* _Activity_:
Whenever a line below holds the word "liên", copy that line.

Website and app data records
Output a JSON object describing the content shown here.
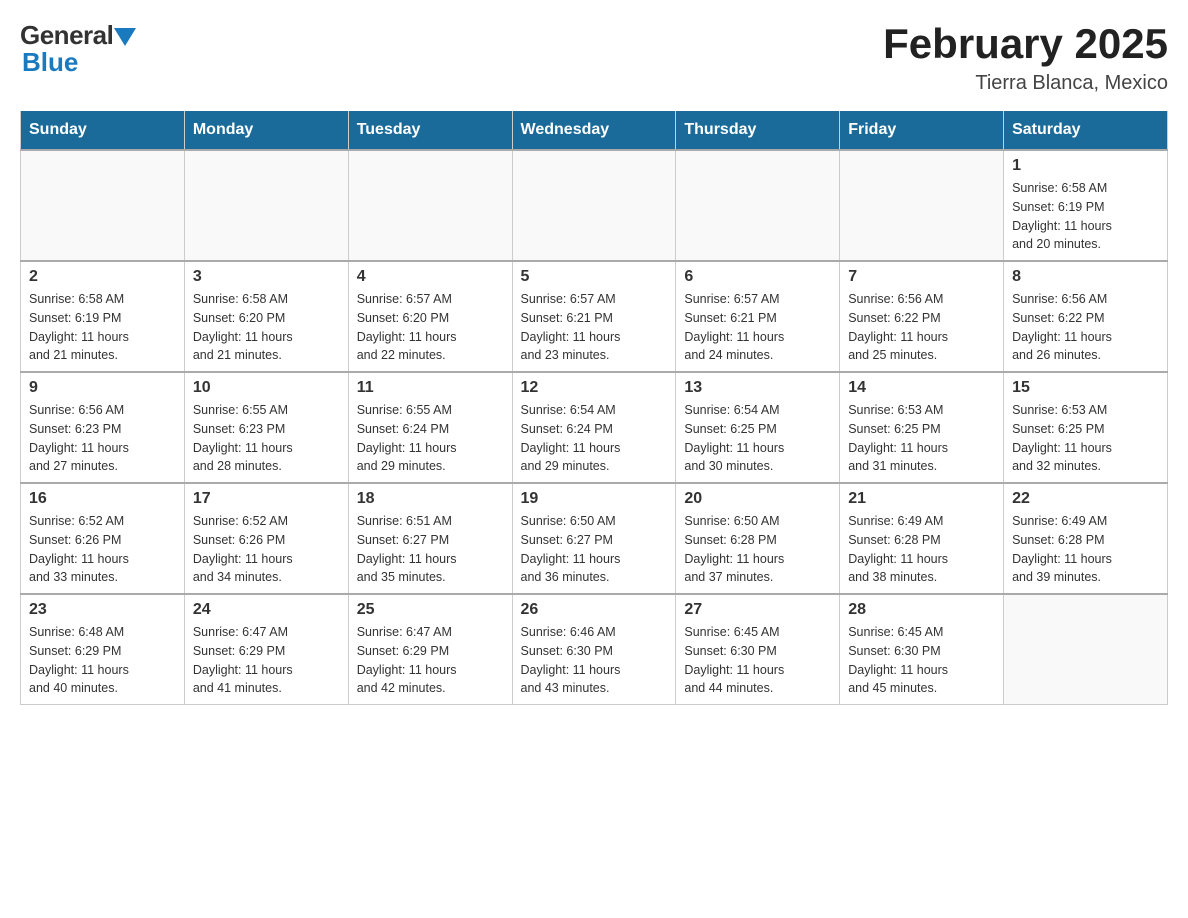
{
  "header": {
    "logo_general": "General",
    "logo_blue": "Blue",
    "title": "February 2025",
    "subtitle": "Tierra Blanca, Mexico"
  },
  "days_of_week": [
    "Sunday",
    "Monday",
    "Tuesday",
    "Wednesday",
    "Thursday",
    "Friday",
    "Saturday"
  ],
  "weeks": [
    [
      {
        "day": "",
        "info": ""
      },
      {
        "day": "",
        "info": ""
      },
      {
        "day": "",
        "info": ""
      },
      {
        "day": "",
        "info": ""
      },
      {
        "day": "",
        "info": ""
      },
      {
        "day": "",
        "info": ""
      },
      {
        "day": "1",
        "info": "Sunrise: 6:58 AM\nSunset: 6:19 PM\nDaylight: 11 hours\nand 20 minutes."
      }
    ],
    [
      {
        "day": "2",
        "info": "Sunrise: 6:58 AM\nSunset: 6:19 PM\nDaylight: 11 hours\nand 21 minutes."
      },
      {
        "day": "3",
        "info": "Sunrise: 6:58 AM\nSunset: 6:20 PM\nDaylight: 11 hours\nand 21 minutes."
      },
      {
        "day": "4",
        "info": "Sunrise: 6:57 AM\nSunset: 6:20 PM\nDaylight: 11 hours\nand 22 minutes."
      },
      {
        "day": "5",
        "info": "Sunrise: 6:57 AM\nSunset: 6:21 PM\nDaylight: 11 hours\nand 23 minutes."
      },
      {
        "day": "6",
        "info": "Sunrise: 6:57 AM\nSunset: 6:21 PM\nDaylight: 11 hours\nand 24 minutes."
      },
      {
        "day": "7",
        "info": "Sunrise: 6:56 AM\nSunset: 6:22 PM\nDaylight: 11 hours\nand 25 minutes."
      },
      {
        "day": "8",
        "info": "Sunrise: 6:56 AM\nSunset: 6:22 PM\nDaylight: 11 hours\nand 26 minutes."
      }
    ],
    [
      {
        "day": "9",
        "info": "Sunrise: 6:56 AM\nSunset: 6:23 PM\nDaylight: 11 hours\nand 27 minutes."
      },
      {
        "day": "10",
        "info": "Sunrise: 6:55 AM\nSunset: 6:23 PM\nDaylight: 11 hours\nand 28 minutes."
      },
      {
        "day": "11",
        "info": "Sunrise: 6:55 AM\nSunset: 6:24 PM\nDaylight: 11 hours\nand 29 minutes."
      },
      {
        "day": "12",
        "info": "Sunrise: 6:54 AM\nSunset: 6:24 PM\nDaylight: 11 hours\nand 29 minutes."
      },
      {
        "day": "13",
        "info": "Sunrise: 6:54 AM\nSunset: 6:25 PM\nDaylight: 11 hours\nand 30 minutes."
      },
      {
        "day": "14",
        "info": "Sunrise: 6:53 AM\nSunset: 6:25 PM\nDaylight: 11 hours\nand 31 minutes."
      },
      {
        "day": "15",
        "info": "Sunrise: 6:53 AM\nSunset: 6:25 PM\nDaylight: 11 hours\nand 32 minutes."
      }
    ],
    [
      {
        "day": "16",
        "info": "Sunrise: 6:52 AM\nSunset: 6:26 PM\nDaylight: 11 hours\nand 33 minutes."
      },
      {
        "day": "17",
        "info": "Sunrise: 6:52 AM\nSunset: 6:26 PM\nDaylight: 11 hours\nand 34 minutes."
      },
      {
        "day": "18",
        "info": "Sunrise: 6:51 AM\nSunset: 6:27 PM\nDaylight: 11 hours\nand 35 minutes."
      },
      {
        "day": "19",
        "info": "Sunrise: 6:50 AM\nSunset: 6:27 PM\nDaylight: 11 hours\nand 36 minutes."
      },
      {
        "day": "20",
        "info": "Sunrise: 6:50 AM\nSunset: 6:28 PM\nDaylight: 11 hours\nand 37 minutes."
      },
      {
        "day": "21",
        "info": "Sunrise: 6:49 AM\nSunset: 6:28 PM\nDaylight: 11 hours\nand 38 minutes."
      },
      {
        "day": "22",
        "info": "Sunrise: 6:49 AM\nSunset: 6:28 PM\nDaylight: 11 hours\nand 39 minutes."
      }
    ],
    [
      {
        "day": "23",
        "info": "Sunrise: 6:48 AM\nSunset: 6:29 PM\nDaylight: 11 hours\nand 40 minutes."
      },
      {
        "day": "24",
        "info": "Sunrise: 6:47 AM\nSunset: 6:29 PM\nDaylight: 11 hours\nand 41 minutes."
      },
      {
        "day": "25",
        "info": "Sunrise: 6:47 AM\nSunset: 6:29 PM\nDaylight: 11 hours\nand 42 minutes."
      },
      {
        "day": "26",
        "info": "Sunrise: 6:46 AM\nSunset: 6:30 PM\nDaylight: 11 hours\nand 43 minutes."
      },
      {
        "day": "27",
        "info": "Sunrise: 6:45 AM\nSunset: 6:30 PM\nDaylight: 11 hours\nand 44 minutes."
      },
      {
        "day": "28",
        "info": "Sunrise: 6:45 AM\nSunset: 6:30 PM\nDaylight: 11 hours\nand 45 minutes."
      },
      {
        "day": "",
        "info": ""
      }
    ]
  ]
}
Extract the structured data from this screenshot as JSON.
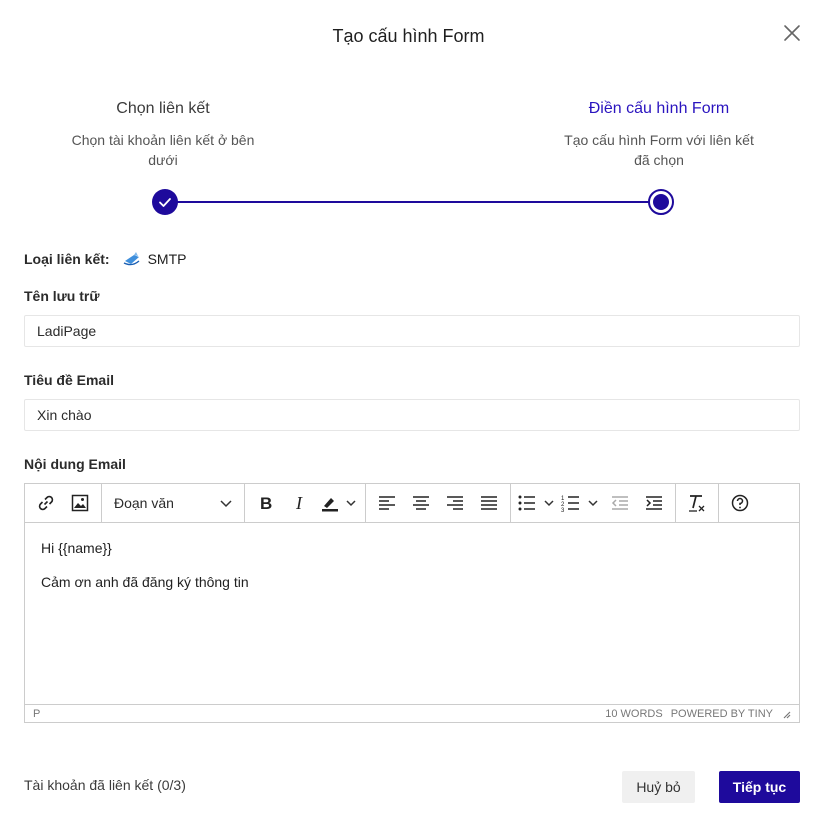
{
  "modal": {
    "title": "Tạo cấu hình Form"
  },
  "stepper": {
    "steps": [
      {
        "title": "Chọn liên kết",
        "description": "Chọn tài khoản liên kết ở bên dưới",
        "status": "completed"
      },
      {
        "title": "Điền cấu hình Form",
        "description": "Tạo cấu hình Form với liên kết đã chọn",
        "status": "active"
      }
    ]
  },
  "form": {
    "link_type_label": "Loại liên kết:",
    "link_type_value": "SMTP",
    "storage_name_label": "Tên lưu trữ",
    "storage_name_value": "LadiPage",
    "email_subject_label": "Tiêu đề Email",
    "email_subject_value": "Xin chào",
    "email_body_label": "Nội dung Email"
  },
  "editor": {
    "block_format": "Đoạn văn",
    "content": [
      "Hi {{name}}",
      "Cảm ơn anh đã đăng ký thông tin"
    ],
    "status_path": "P",
    "word_count": "10 WORDS",
    "powered_by": "POWERED BY TINY",
    "icons": [
      "link-icon",
      "image-icon",
      "bold-icon",
      "italic-icon",
      "highlight-icon",
      "align-left-icon",
      "align-center-icon",
      "align-right-icon",
      "align-justify-icon",
      "bullet-list-icon",
      "numbered-list-icon",
      "outdent-icon",
      "indent-icon",
      "clear-format-icon",
      "help-icon"
    ]
  },
  "footer": {
    "linked_accounts": "Tài khoản đã liên kết (0/3)",
    "cancel_label": "Huỷ bỏ",
    "next_label": "Tiếp tục"
  },
  "colors": {
    "primary": "#1e0a9c",
    "active_step_text": "#2a14bf"
  }
}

* _Solution for this problem_:
        "title": "Chọn liên kết",
        "description": "Chọn tài khoản liên kết ở bên dưới",
        "description": "Tạo cấu hình Form với liên kết đã chọn",
    "link_type_label": "Loại liên kết:",
    "linked_accounts": "Tài khoản đã liên kết (0/3)",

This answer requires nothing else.